India earned a qualification game against the team that finished bottom in Level I – the hosts Malaysia – and it turned out to be one of the games of the tournament. These two evenly matched sides have had several close battles in the past, and this one was no exception. Although India had control of most of the game and led by 8 points before the start of the final period, they allowed Malaysia to make a spirited comeback in the fourth quarter. In the last 45 seconds, a turnover from India gave Malaysia’s Magdelene Low an easy bucket which put the hosts up 59-58. But India bounced back on the very last possession, as Sharanjeet Kaur scored the game’s last two points with 30 seconds left to give India a 60-59 lead, which they kept a hold off until the clock expired. India’s best player was again Jeena PS, who led the side with 24 points and 11 rebounds. Shi Yeng Ng (20) and Michelle Lee (17) were the scoring leaders for Malaysia.
It was a happy end to a successful tournament for India, where they won every game and saw some incredible breakout performances by their young stars. The biggest star of them all was of course Kerala’s Jeena PS. The youngster can be the second coming of India’s basketball great Geethu Anna Jose, as she comes from the same town and high-school where Jose first excelled. Jose has made a name for herself as the greatest ever player in Indian basketball history; Jeena’s young career has seen her take similar strides. In the last few years, Jeena has been dominating India’s under-16, under-18, and a few senior level tournaments. Her performance in Malaysia should bolster her career to a new level.
Jeena was the second-highest scorer in the entire tournament with 20.2 points per game and led the tournament in rebounds with 13.6 rebounds per game. India’s rebounders were dominant to say the least, as three players finished in top five of the tournament’s rebounding list. After Jeena, Rajaganapathi (9.8 rpg) finished at 3rd place and Maharashtra’s experienced baller Shireen Limaye (9.4) finished at 5th place. India did well in the assists department too, with Sharanjeet Kaur (6.0 apg) and Shireen Limaye (4.6 apg) finishing at second and third place in Asia.

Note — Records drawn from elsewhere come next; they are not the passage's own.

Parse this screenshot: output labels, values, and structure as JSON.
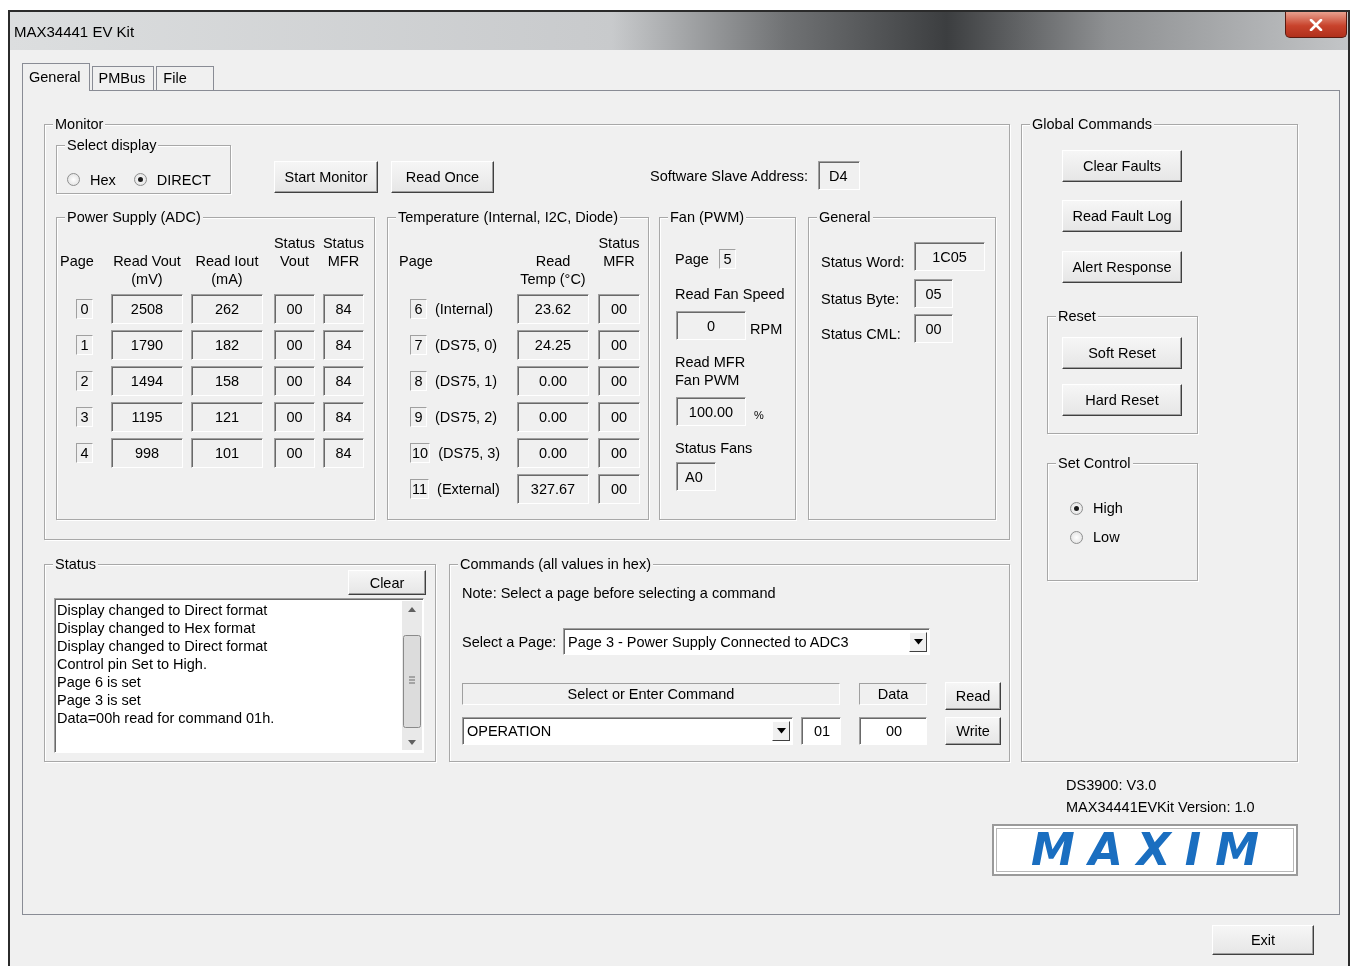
{
  "window": {
    "title": "MAX34441 EV Kit"
  },
  "tabs": [
    {
      "label": "General",
      "selected": true
    },
    {
      "label": "PMBus",
      "selected": false
    },
    {
      "label": "File",
      "selected": false
    }
  ],
  "monitor": {
    "title": "Monitor",
    "select_display": {
      "title": "Select display",
      "options": [
        {
          "label": "Hex",
          "selected": false
        },
        {
          "label": "DIRECT",
          "selected": true
        }
      ]
    },
    "buttons": [
      "Start Monitor",
      "Read Once"
    ],
    "slave_address": {
      "label": "Software Slave Address:",
      "value": "D4"
    },
    "power_supply": {
      "title": "Power Supply (ADC)",
      "columns": [
        "Page",
        "Read Vout (mV)",
        "Read Iout (mA)",
        "Status Vout",
        "Status MFR"
      ],
      "rows": [
        {
          "page": "0",
          "values": [
            "2508",
            "262",
            "00",
            "84"
          ]
        },
        {
          "page": "1",
          "values": [
            "1790",
            "182",
            "00",
            "84"
          ]
        },
        {
          "page": "2",
          "values": [
            "1494",
            "158",
            "00",
            "84"
          ]
        },
        {
          "page": "3",
          "values": [
            "1195",
            "121",
            "00",
            "84"
          ]
        },
        {
          "page": "4",
          "values": [
            "998",
            "101",
            "00",
            "84"
          ]
        }
      ]
    },
    "temperature": {
      "title": "Temperature (Internal, I2C, Diode)",
      "columns": [
        "Page",
        "Read Temp (°C)",
        "Status MFR"
      ],
      "rows": [
        {
          "page": "6",
          "sensor": "(Internal)",
          "values": [
            "23.62",
            "00"
          ]
        },
        {
          "page": "7",
          "sensor": "(DS75, 0)",
          "values": [
            "24.25",
            "00"
          ]
        },
        {
          "page": "8",
          "sensor": "(DS75, 1)",
          "values": [
            "0.00",
            "00"
          ]
        },
        {
          "page": "9",
          "sensor": "(DS75, 2)",
          "values": [
            "0.00",
            "00"
          ]
        },
        {
          "page": "10",
          "sensor": "(DS75, 3)",
          "values": [
            "0.00",
            "00"
          ]
        },
        {
          "page": "11",
          "sensor": "(External)",
          "values": [
            "327.67",
            "00"
          ]
        }
      ]
    },
    "fan": {
      "title": "Fan (PWM)",
      "page_label": "Page",
      "page": "5",
      "speed_label": "Read Fan Speed",
      "speed": "0",
      "speed_unit": "RPM",
      "pwm_label": "Read MFR Fan PWM",
      "pwm": "100.00",
      "pwm_unit": "%",
      "fans_label": "Status Fans",
      "fans": "A0"
    },
    "general": {
      "title": "General",
      "fields": [
        {
          "label": "Status Word:",
          "value": "1C05"
        },
        {
          "label": "Status Byte:",
          "value": "05"
        },
        {
          "label": "Status CML:",
          "value": "00"
        }
      ]
    }
  },
  "global_commands": {
    "title": "Global Commands",
    "buttons": [
      "Clear Faults",
      "Read Fault Log",
      "Alert Response"
    ],
    "reset": {
      "title": "Reset",
      "buttons": [
        "Soft Reset",
        "Hard Reset"
      ]
    },
    "set_control": {
      "title": "Set Control",
      "options": [
        {
          "label": "High",
          "selected": true
        },
        {
          "label": "Low",
          "selected": false
        }
      ]
    }
  },
  "status": {
    "title": "Status",
    "clear_button": "Clear",
    "log": [
      "Display changed to Direct format",
      "Display changed to Hex format",
      "Display changed to Direct format",
      "Control pin Set to High.",
      "Page 6 is set",
      "Page 3 is set",
      "Data=00h read for command 01h."
    ]
  },
  "commands": {
    "title": "Commands (all values in hex)",
    "note": "Note: Select a page before selecting a command",
    "page_label": "Select a Page:",
    "page_value": "Page 3 - Power Supply Connected to ADC3",
    "command_header": "Select or Enter Command",
    "data_header": "Data",
    "read_button": "Read",
    "command": "OPERATION",
    "code": "01",
    "data": "00",
    "write_button": "Write"
  },
  "version_lines": [
    "DS3900: V3.0",
    "MAX34441EVKit Version: 1.0"
  ],
  "logo": "MAXIM",
  "exit_button": "Exit"
}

Also, let’s not forget India’s secret weapon, Poonam Chaturvedi, who was played sparingly in the course of the tournament but made the coaches proud whenever she was given a chance. Chaturvedi is an imposing figure, but she is still relatively new to basketball despite her raw talent. She has improved drastically since her first appearance on the national scale at the Youth Nationals in Nagpur only a year ago, and it is expected that she will continue this rate of improvement in the next few years.
As India’s generation of current leaders in the national side get older – Geethu Anna Jose, Anitha Paul Durai, Prashanti Singh – there is a crowd of hungry and talented youngsters ready to take their place. Jeena, Sharanjeet Kaur, Limaye, and Chaturvedi will the faces of Indian women’s basketball in the future. And they will be good enough to significantly improve India’s standing in the Asian hoops stage when they get there!
Final Standings at the 21st U18 FIBA Asia Championship for Women
1. China2. Japan3. Korea4. Chinese Taipei5. Thailand